Australian Home Journal took it to the next level with its junior-friendly fashion idea and a step-by-step guide to the handkerchief process, both of which were big hits at the time (the 1920s). Colourful examples of state-of-the-art clothing are shown later in the 1960s, and they include a guide to the perfect dress and skirt that we often see in vintage movies.
The town was abuzz with talk of catalogue shopping and home improvement projects. Whether you were looking for winter clothing or shoes, the catalogue was there to help! The magazine’s focus, however, wasn’t solely on retro-style solid-colour clothing and bonnets. It was for women of all ages; it was an absolute bouffer d’air (breath of fresh air). It began as a fashion publication but then evolved into a more general homemaking magazine focusing on everything from crocheting to sewing.
Moving on, arguably the most well-known publication in this genre was Woman’s Weekly magazine. It had been a must-have for British women since the early 1900s, and it peaked in the 1940s. It was on the same lines as all the other magazines mentioned, with instructions on how to crochet and where to find the right materials and sizes for the ideal vintage dress. Using vintage fashion catalogues as a starting point for a beginner’s dress-making project is a great idea.
It had evolved into the modern magazines we peruse in our spare time, complete with a comic strip and a dedicated advertisement page. Whether it was a diagram or a pattern guide for making your clothes more comfortable, women used to take matters into their own hands when designing their clothes, unlike now when we are bombarded with fashion choices at high-street stores as well as online portals.
Cover pages of La Mode Illustrée
Fashion is always a state of mind

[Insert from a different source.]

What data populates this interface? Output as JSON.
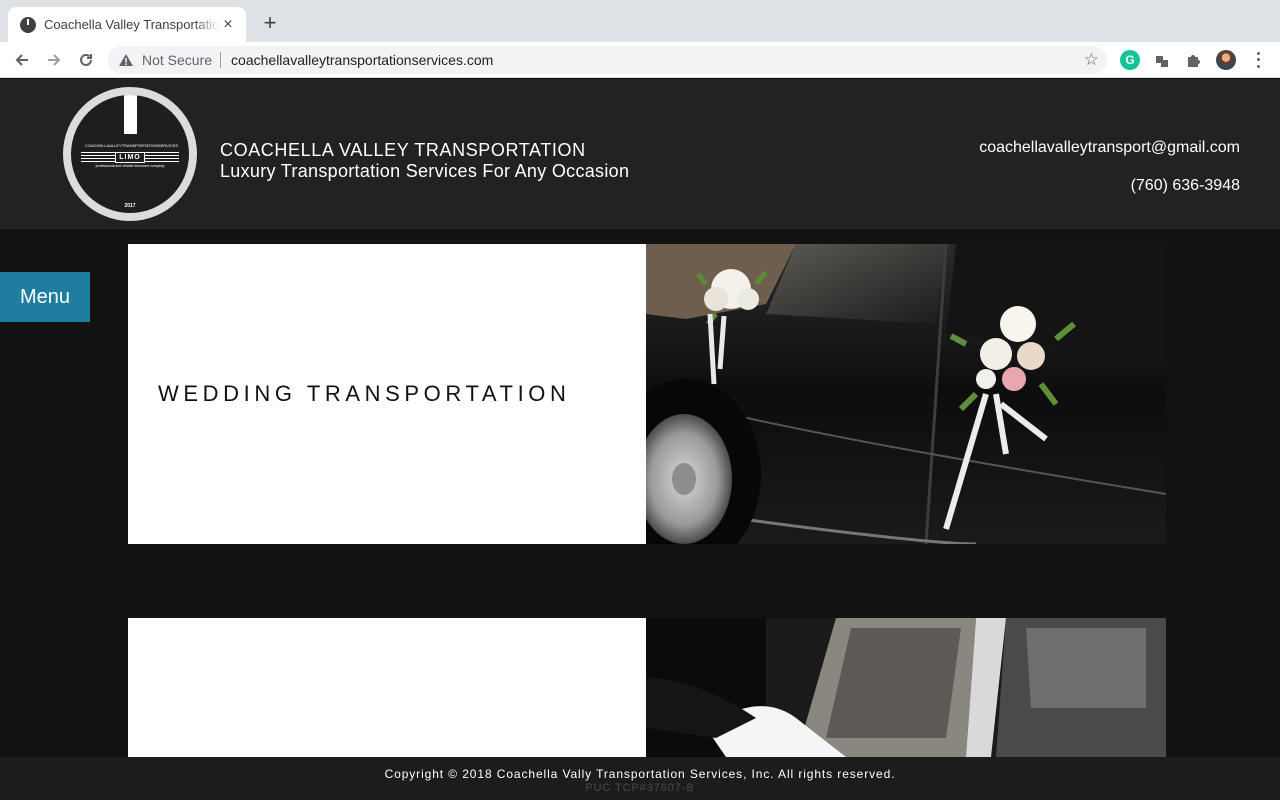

Fashion will always evolve, never devolve or disappoint, and sometimes, when you want to attend a date with your partner, your grandmother’s sweater might add the twist to your outfit. For generations, women have tried to perfect the baggy outfit or the bodysuit with low-rise jeans where the truth, as a matter of fact, is it will always change from generation to generation. What might be the perfect summer dress for you might not be the same for your younger nephew. Fashion is always a state of mind and how you carry yourself, and these women’s magazines, whether the vintage ones or the Vogues and Harper’s Bazaars of today, will only inspire you to rethink and reimagine possibilities with a whirl of motivation. The Devil indeed wears Prada but also wears bonnets and skirts with detailed DIYs.
My Home Magazine (1939-1956): A complete DIY, from knitting, sewing to what you may wear to a dinner party, a holy grail for women of all ages, it also contained home-making and cooking to add to the thrill.
LIFE magazine (beginning of world war in 1939-2000): The DIY guide for the trending materials of the decade — wool, nylon and a complete guide to the tailored suit with broad shoulders.
Woman and Home (1926-present): Be it cap, gloves or cardigans, they had you covered. Want to sew it out? They had that covered too. From a step-by-step guide to the latest collection, Woman and Home was the magazine.
Fashion Service (1930s): With incredible artwork and magazine covers that would make a gloomy day sunny, its vintage editions are still talked about now for fashion inspiration and guidance.
Seventeen (1944-present): Seventeen enhance the role of teenagers as consumers of popular culture. The concept of “teenager” as a distinct demographic originated in that era. Every teenager wanted to wear the perfect highschool outfit and made it the elder sister of magazines.